Which lines below hold the word "offset"? Copy all of them.

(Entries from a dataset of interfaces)
'''

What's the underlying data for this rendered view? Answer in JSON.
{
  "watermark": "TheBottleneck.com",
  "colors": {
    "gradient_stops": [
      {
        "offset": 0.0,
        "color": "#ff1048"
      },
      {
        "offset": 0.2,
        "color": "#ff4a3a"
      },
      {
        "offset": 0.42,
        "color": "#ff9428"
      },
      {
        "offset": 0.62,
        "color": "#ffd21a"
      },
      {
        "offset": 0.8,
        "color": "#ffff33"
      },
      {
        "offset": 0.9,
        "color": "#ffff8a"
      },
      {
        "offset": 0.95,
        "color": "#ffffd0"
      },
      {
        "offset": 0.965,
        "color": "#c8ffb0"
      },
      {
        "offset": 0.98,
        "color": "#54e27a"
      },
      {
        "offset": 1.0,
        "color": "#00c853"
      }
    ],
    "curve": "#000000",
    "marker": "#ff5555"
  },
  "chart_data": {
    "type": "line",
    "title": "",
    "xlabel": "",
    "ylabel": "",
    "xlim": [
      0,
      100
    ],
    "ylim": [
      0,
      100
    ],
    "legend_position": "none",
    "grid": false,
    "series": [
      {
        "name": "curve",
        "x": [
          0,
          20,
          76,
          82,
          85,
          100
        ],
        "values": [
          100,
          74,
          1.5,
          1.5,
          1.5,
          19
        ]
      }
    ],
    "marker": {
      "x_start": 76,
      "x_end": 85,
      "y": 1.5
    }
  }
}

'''

• **Answer to this exercise**
        "offset": 0.0,
        "offset": 0.2,
        "offset": 0.42,
        "offset": 0.62,
        "offset": 0.8,
        "offset": 0.9,
        "offset": 0.95,
        "offset": 0.965,
        "offset": 0.98,
        "offset": 1.0,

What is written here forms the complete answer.